Joint Action Committee, Pakistan Earthquake Relief Effort
The Joint Action Committee -- a collaboration between 85 NGOs based in Pakistan -- launched this site in hopes of coordinating earthquake relief efforts. It includes maps of the affected area, appeals for volunteers and contact information for Joint Action Committee offices in seven different locations within the quake zone.
Islamic Relief Worldwide (IRW)
This site is another source for news on Islamic relief efforts. The U.K. based organization reports that it has funded 65 earthmoving vehicles for opening roads and has distributed food to more than 180,000 people in the last six months. It enables visitors to sponsor an orphan and explains other IRW projects around the world.

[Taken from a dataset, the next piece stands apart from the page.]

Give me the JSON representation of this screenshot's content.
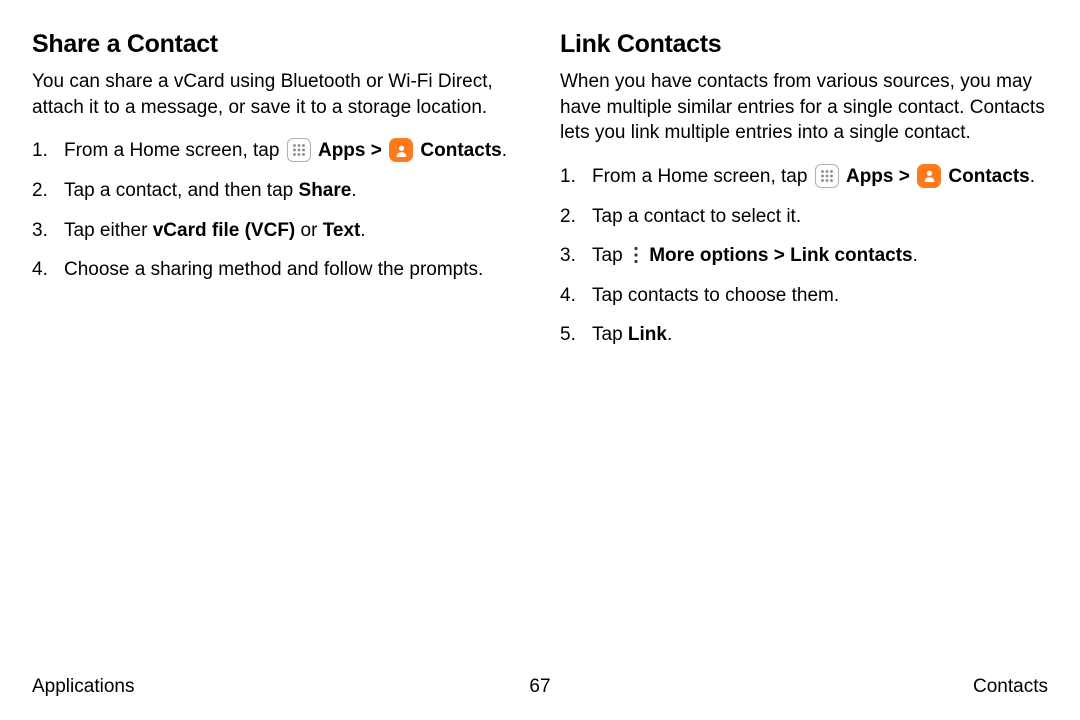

South Asia Quake In-Depth
This comprehensive BBC coverage of the earthquake includes an animated guide explaining how earthquakes happen, listings for missing persons, dialogue from a live linkup between school children in Muzaffarabad and London, and the latest news from the affected regions.
BBC World Service Guide to Islam
This is a good overview of Islam. It covers the history, geography and scripture of Islam, includes brief descriptions of the five pillars of Islam, and provides an overview of Prophet Muhammad's life.
Jama'at Ud Da'Awah
This is the official site in English and Urdu of one of the Islamic groups assisting relief efforts. It includes explanations of their mission and modes of working, a "Brief Imperial History" of Kashmir, and links to other Muslim organizations. The site also presents reactions to international coverage of the Jamaat Ud Dawa relief work and their denunciations of allegations that they are linked to Laskhar e Taiba, a banned militant organization.
Pakistan's Militant Islamic Groups
This BBC report details some of the organizations banned in Pakistan and provides information on Pakistan under Musharraf. It provides helpful background information on the Pakistani government and international relations.
World Health Organization (WHO)
WHO has the most detailed information regarding the nature and prevalence of medical issues that field hospitals in the quake zones are dealing with. It publishes weekly morbidity and mortality reports and lists of the most urgently needed drugs and medical supplies.
Earth and Sky Radio Series
This interview with geologist Peter Molnar helps explain the science behind earthquakes in the Himalayas. It includes diagrams of the Indian subcontinent's movements and satellite images of the quake zone.